Their actions deserve thorough look-see

The developments just keep coming at Yavapai College.

In the past week, one more member of the seven-member Yavapai College executive leadership team resigned. Human Resources Director Rose Hurley's dramatic departure at a Thursday news conference made her the fourth of President Doreen Dailey's direct-report subordinates to resign in the past two months.

She joined team members Terry Bowmaster, vice president for finance and facilities; Project Manager Neil Goodell and Provost Bob Salmon, not to mention Governing Board Member Jim Holt.

Hurley said she was resigning because Dailey had asked another staff member to go through team members' offices while they weren't there.

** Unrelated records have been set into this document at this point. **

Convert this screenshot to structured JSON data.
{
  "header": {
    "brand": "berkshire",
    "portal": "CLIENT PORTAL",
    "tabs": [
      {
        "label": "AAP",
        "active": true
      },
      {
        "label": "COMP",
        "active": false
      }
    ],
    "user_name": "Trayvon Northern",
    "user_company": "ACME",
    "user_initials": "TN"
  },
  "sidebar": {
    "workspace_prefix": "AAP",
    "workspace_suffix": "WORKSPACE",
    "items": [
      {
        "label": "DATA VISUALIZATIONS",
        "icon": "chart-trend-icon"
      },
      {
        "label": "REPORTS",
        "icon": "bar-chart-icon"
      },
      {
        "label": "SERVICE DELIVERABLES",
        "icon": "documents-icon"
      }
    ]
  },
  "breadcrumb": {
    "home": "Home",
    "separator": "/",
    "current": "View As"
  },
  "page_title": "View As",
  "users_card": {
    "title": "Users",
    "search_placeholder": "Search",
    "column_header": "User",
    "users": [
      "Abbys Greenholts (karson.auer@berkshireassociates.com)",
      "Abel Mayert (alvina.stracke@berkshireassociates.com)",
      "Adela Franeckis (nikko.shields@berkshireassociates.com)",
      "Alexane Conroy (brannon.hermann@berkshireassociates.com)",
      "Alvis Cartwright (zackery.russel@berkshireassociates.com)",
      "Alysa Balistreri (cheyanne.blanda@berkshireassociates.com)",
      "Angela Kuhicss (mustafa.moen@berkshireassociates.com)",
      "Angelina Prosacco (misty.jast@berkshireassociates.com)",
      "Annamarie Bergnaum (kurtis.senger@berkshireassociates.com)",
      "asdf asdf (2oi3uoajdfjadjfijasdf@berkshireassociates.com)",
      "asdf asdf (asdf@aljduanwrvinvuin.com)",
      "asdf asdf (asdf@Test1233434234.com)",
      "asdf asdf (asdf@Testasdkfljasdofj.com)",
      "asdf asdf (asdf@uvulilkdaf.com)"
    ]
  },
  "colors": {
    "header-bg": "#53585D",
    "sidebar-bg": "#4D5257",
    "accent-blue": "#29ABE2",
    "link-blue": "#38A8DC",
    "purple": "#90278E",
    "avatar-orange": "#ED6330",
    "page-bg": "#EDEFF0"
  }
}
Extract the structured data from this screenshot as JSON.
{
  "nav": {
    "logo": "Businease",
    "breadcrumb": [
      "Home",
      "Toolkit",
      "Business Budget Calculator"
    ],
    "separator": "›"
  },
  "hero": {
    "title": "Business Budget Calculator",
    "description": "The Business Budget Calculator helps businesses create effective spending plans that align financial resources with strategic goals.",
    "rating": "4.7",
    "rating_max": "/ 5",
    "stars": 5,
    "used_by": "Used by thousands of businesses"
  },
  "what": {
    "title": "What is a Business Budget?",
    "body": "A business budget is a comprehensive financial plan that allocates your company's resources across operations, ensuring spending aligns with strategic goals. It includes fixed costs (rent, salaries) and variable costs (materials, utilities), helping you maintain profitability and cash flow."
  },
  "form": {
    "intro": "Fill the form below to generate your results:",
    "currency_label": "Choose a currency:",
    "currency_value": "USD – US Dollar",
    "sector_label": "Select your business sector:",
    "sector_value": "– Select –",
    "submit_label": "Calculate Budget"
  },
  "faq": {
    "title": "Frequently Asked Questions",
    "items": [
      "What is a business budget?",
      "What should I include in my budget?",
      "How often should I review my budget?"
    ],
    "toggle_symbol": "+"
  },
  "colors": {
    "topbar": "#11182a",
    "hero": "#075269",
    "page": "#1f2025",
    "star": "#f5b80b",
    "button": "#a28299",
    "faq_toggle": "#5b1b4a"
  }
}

Public Information Officer Sue Sammarco sent Dailey an e-mail that she also copied to the Courier and others in which she said Dailey had asked her to search other team members' offices. Sammarco said that when she refused, Dailey said she'd hire a private investigator to do it. She added that she no longer will remain silent about Dailey's "lies and half-truths."

Oh, by the way, the faculty association voted "no confidence" in Dailey, and the faculty senate voted "no confidence" in Dailey and the board.

Several of the departed leadership team members, Holt and State Rep. Lucy Mason all have asked Attorney General Terry Goddard to investigate possible violations of the Open Meeting Law act by Dailey, Governing Board Chairman Ed Harris and Board Secretary Herald Herrington.

Mason asked Goddard to do a more comprehensive investigation of college leadership, governance and finances.

So far, Goddard hasn't said much, but he did ask the college administration for information. We agree with Dr. Dailey and the board that she and the board deserve a fair hearing, but Dr. Dailey and the board also are the objects of serious complaints.

If that's the extent of Goddard's investigation, why does that not inspire much confidence?